The spread of smartphones, powered by fast 3G and LTE networks used to watch ever more video content, are pushing up the volume of mobile data traffic. The challenge for operators will be to turn that into more revenue, as users prefer Wi-Fi networks, an analyst said.
While recent financial reports from operators have shown tepid growth in some parts of the world, especially in the south of Europe, the coming years will still see smartphone subscriptions and traffic increase significantly on a global basis, according to network vendor Ericsson’s latest Mobility Report.
It took five years to reach 1 billion smartphones shipped, but it will take just another two years to reach the two billion mark, which Ericsson thinks illustrates how fast the mobile industry is still moving.
Big moves in the developing world
Much of that growth is expected to come from developing countries, according to Pyramid Research.

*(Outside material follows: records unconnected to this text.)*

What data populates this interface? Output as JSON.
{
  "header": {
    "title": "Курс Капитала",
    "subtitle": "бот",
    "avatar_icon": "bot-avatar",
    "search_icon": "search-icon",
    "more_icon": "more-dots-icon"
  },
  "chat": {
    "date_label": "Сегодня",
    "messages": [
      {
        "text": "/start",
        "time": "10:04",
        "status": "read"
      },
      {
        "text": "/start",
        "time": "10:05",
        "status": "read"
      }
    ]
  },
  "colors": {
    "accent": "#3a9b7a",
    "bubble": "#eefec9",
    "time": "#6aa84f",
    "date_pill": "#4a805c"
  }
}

Global smartphone sales are expected to more than double between 2012 and 2017, with sell-through in emerging markets expected to generate 58 percent of smartphone sales during the period, it said last month.
The total number of global smartphone subscriptions hit 1.2 billion in 2012, and will reach 4.5 billion by the end of 2018, according to Ericsson. More subscriptions will help drive traffic growth, and challenge operators to build networks that can cope with increasing loads. Overall data traffic is expected to grow twelvefold by the end of 2018, it said.

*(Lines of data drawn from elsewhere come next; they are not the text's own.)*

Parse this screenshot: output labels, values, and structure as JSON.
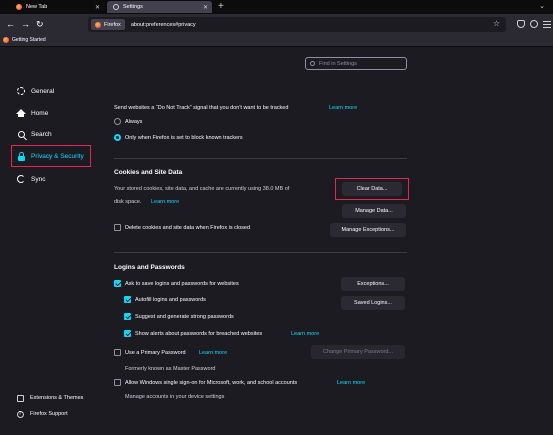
{
  "tabs": [
    {
      "label": "New Tab"
    },
    {
      "label": "Settings"
    }
  ],
  "urlbar": {
    "identity": "Firefox",
    "url": "about:preferences#privacy"
  },
  "bookmarks": [
    {
      "label": "Getting Started"
    }
  ],
  "search": {
    "placeholder": "Find in Settings"
  },
  "sidebar": {
    "items": [
      {
        "label": "General",
        "icon": "gear-icon"
      },
      {
        "label": "Home",
        "icon": "home-icon"
      },
      {
        "label": "Search",
        "icon": "search-icon"
      },
      {
        "label": "Privacy & Security",
        "icon": "lock-icon",
        "active": true
      },
      {
        "label": "Sync",
        "icon": "sync-icon"
      }
    ],
    "footer": [
      {
        "label": "Extensions & Themes",
        "icon": "puzzle-icon"
      },
      {
        "label": "Firefox Support",
        "icon": "help-icon"
      }
    ]
  },
  "dnt": {
    "text": "Send websites a “Do Not Track” signal that you don't want to be tracked",
    "learn_more": "Learn more",
    "options": [
      {
        "label": "Always",
        "selected": false
      },
      {
        "label": "Only when Firefox is set to block known trackers",
        "selected": true
      }
    ]
  },
  "cookies": {
    "heading": "Cookies and Site Data",
    "desc_line1": "Your stored cookies, site data, and cache are currently using 38.0 MB of",
    "desc_line2": "disk space.",
    "learn_more": "Learn more",
    "clear_label": "Clear Data...",
    "manage_label": "Manage Data...",
    "manage_exceptions_label": "Manage Exceptions...",
    "delete_on_close": {
      "label": "Delete cookies and site data when Firefox is closed",
      "checked": false
    }
  },
  "logins": {
    "heading": "Logins and Passwords",
    "ask_save": {
      "label": "Ask to save logins and passwords for websites",
      "checked": true
    },
    "autofill": {
      "label": "Autofill logins and passwords",
      "checked": true
    },
    "suggest": {
      "label": "Suggest and generate strong passwords",
      "checked": true
    },
    "alerts": {
      "label": "Show alerts about passwords for breached websites",
      "checked": true,
      "learn_more": "Learn more"
    },
    "primary": {
      "label": "Use a Primary Password",
      "checked": false,
      "learn_more": "Learn more",
      "sub": "Formerly known as Master Password",
      "change_label": "Change Primary Password..."
    },
    "sso": {
      "label": "Allow Windows single sign-on for Microsoft, work, and school accounts",
      "checked": false,
      "learn_more": "Learn more",
      "sub": "Manage accounts in your device settings"
    },
    "exceptions_label": "Exceptions...",
    "saved_logins_label": "Saved Logins..."
  },
  "colors": {
    "accent": "#00ddff",
    "highlight": "#e22850",
    "background": "#1c1b22"
  }
}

Much of that growth comes from video, which hogs the largest amount of data traffic in networks and it is expected to grow by about 60 percent annually until the end of 2018.
The growing popularity of video is also due to the faster network speeds offered by technologies such as LTE. Nonetheless, cellular networks aren’t delivering the bulk of smartphone data traffic , according to Mark Newman, chief research officer at Informa Telecoms & Media.
“We have access to some very good statistics that suggests that the majority of data traffic on smartphones is via Wi-Fi. That is because most usage actually takes place at home where [home network] Wi-Fi coverage tends to be better than 3G,” Newman said.
LTE, because of its improved performance, will be key for operators if they want that traffic and the revenue that comes with it, according to Newman. And as revenue from calls and messaging decreases they will become more dependent on data.
Vodafone’s latest fiscal year highlighted that problem. In its case, revenue from voice and messaging decreased by £3.8 billion ($5.8 billion), while data revenue grew by just £469 million year-on-year.
LTE is now growing, particularly in North America, and will represent the majority of subscriptions in the region by 2016. That compares to Western Europe, where the 4G technology will represent around 35 percent of subscriptions by 2018.
LTE services will be available to about 60 percent of the world’s population in 2018, according to Ericsson. The number of commercial LTE networks has grown to about 175 and will surpass 200 before the end of the year.
But while LTE is getting a lot of attention, Ericsson also said WCDMA and HSPA had three times more net additions—60 million versus 20 million—in the first quarter. There are already over 500 HSPA networks, according to industry organization GSA (Global mobile Suppliers Association).